Lawmakers still in favor of offshore drilling
Fri, 07 May 2010 01:30:59 GMT — As more than 200,000 gallon of oil per day pour into the Gulf, environmentalist Ann Timberlake is surprised by where the state TMs republican gubernatorial candidates stand in the drill, baby, drill debate.
You know this is about how much they care about South Carolina and our coast, said Timberlake of Conservation Voters of South Carolina.
Timberlake thinks the disaster is an opportunity for politicians to commit to designing an energy policy.
I think all of us have got to be judicious, and we have got to look at the mistakes that were made and try to learn from those, so they don TMt happen again, said Lieutenant Governor Andre Bauer.
The four GOP gubernatorial candidates share a similar vision for offshore energy production, which includes drilling for both oil and natural gas.

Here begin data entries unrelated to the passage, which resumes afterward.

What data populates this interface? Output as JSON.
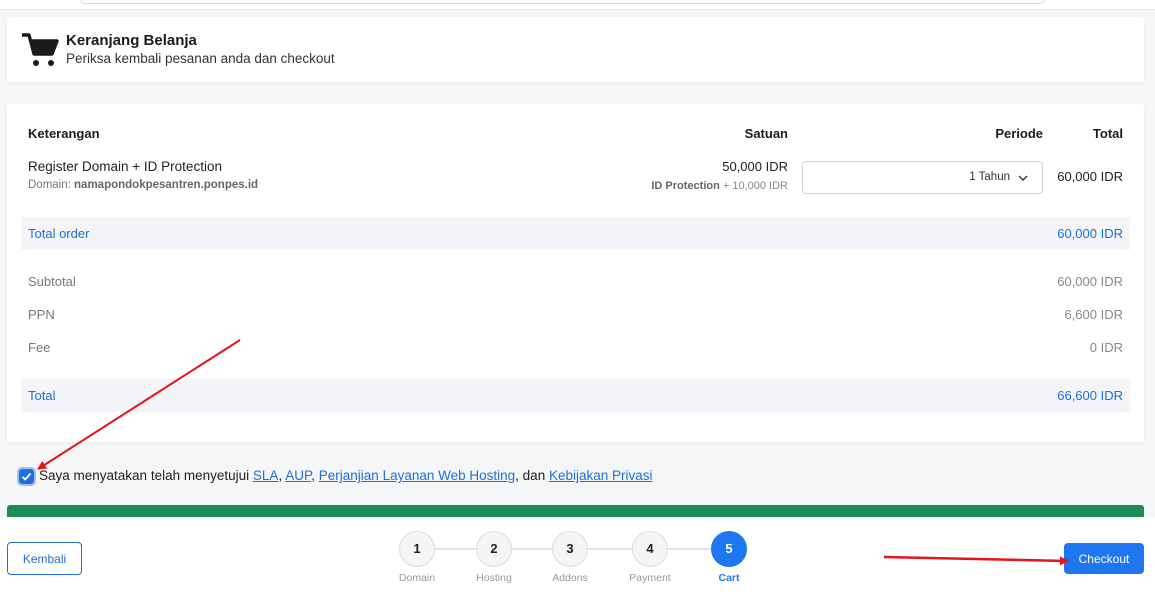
{
  "header": {
    "title": "Keranjang Belanja",
    "subtitle": "Periksa kembali pesanan anda dan checkout"
  },
  "table": {
    "columns": [
      "Keterangan",
      "Satuan",
      "Periode",
      "Total"
    ],
    "item": {
      "name": "Register Domain + ID Protection",
      "domain_label": "Domain:",
      "domain": "namapondokpesantren.ponpes.id",
      "unit_price": "50,000 IDR",
      "addon_label": "ID Protection",
      "addon_price": "+ 10,000 IDR",
      "period": "1 Tahun",
      "total": "60,000 IDR"
    }
  },
  "summary": {
    "total_order_label": "Total order",
    "total_order_value": "60,000 IDR",
    "subtotal_label": "Subtotal",
    "subtotal_value": "60,000 IDR",
    "ppn_label": "PPN",
    "ppn_value": "6,600 IDR",
    "fee_label": "Fee",
    "fee_value": "0 IDR",
    "total_label": "Total",
    "total_value": "66,600 IDR"
  },
  "agreement": {
    "checked": true,
    "prefix": "Saya menyatakan telah menyetujui",
    "link_sla": "SLA",
    "sep1": ",",
    "link_aup": "AUP",
    "sep2": ",",
    "link_perjanjian": "Perjanjian Layanan Web Hosting",
    "sep3": ", dan",
    "link_privasi": "Kebijakan Privasi"
  },
  "footer": {
    "back_label": "Kembali",
    "checkout_label": "Checkout",
    "steps": [
      {
        "number": "1",
        "label": "Domain"
      },
      {
        "number": "2",
        "label": "Hosting"
      },
      {
        "number": "3",
        "label": "Addons"
      },
      {
        "number": "4",
        "label": "Payment"
      },
      {
        "number": "5",
        "label": "Cart"
      }
    ],
    "active_step": 5
  },
  "colors": {
    "accent": "#1e77f0",
    "link": "#1e6fd9",
    "green_bar": "#1e8a55",
    "annotation_arrow": "#e5141a"
  },
  "icons": {
    "header": "shopping-cart-icon",
    "select": "chevron-down-icon",
    "checkbox": "checkmark-icon"
  }
}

Attorney General Henry McMaster released this statement Thursday: "We can end our dependence on foreign oil, and also create thousands of jobs and generate revenue in South Carolina, by exploring alternative energy sources and drilling for oil and natural gas off South Carolina's coast. But we must make certain that exploration is done safely to protect our coastal environment and tourism industry."
According to experts, offshore drilling could create some 2,200 jobs.
We can do what we need to do with the natural gas reserves off the coast of South Carolina and help the economy and be environmentally-friendly at the same time, said U.S. Representative Gresham Barrett.
Through Barrett TMs Palmetto Energy Project, he predicts that $250 million could be generated annually by tapping the state TMs natural gas reserves.
State Representative Nikki Haley explained that she too, supports offshore drilling at a debate earlier this week.
We as a state need to do everything we can to make our country independent, said Haley.
If lawmakers decided to open the Carolina coast to offshore drilling, experts point out that it could take nearly a decade before the equipment would hit the ocean floor.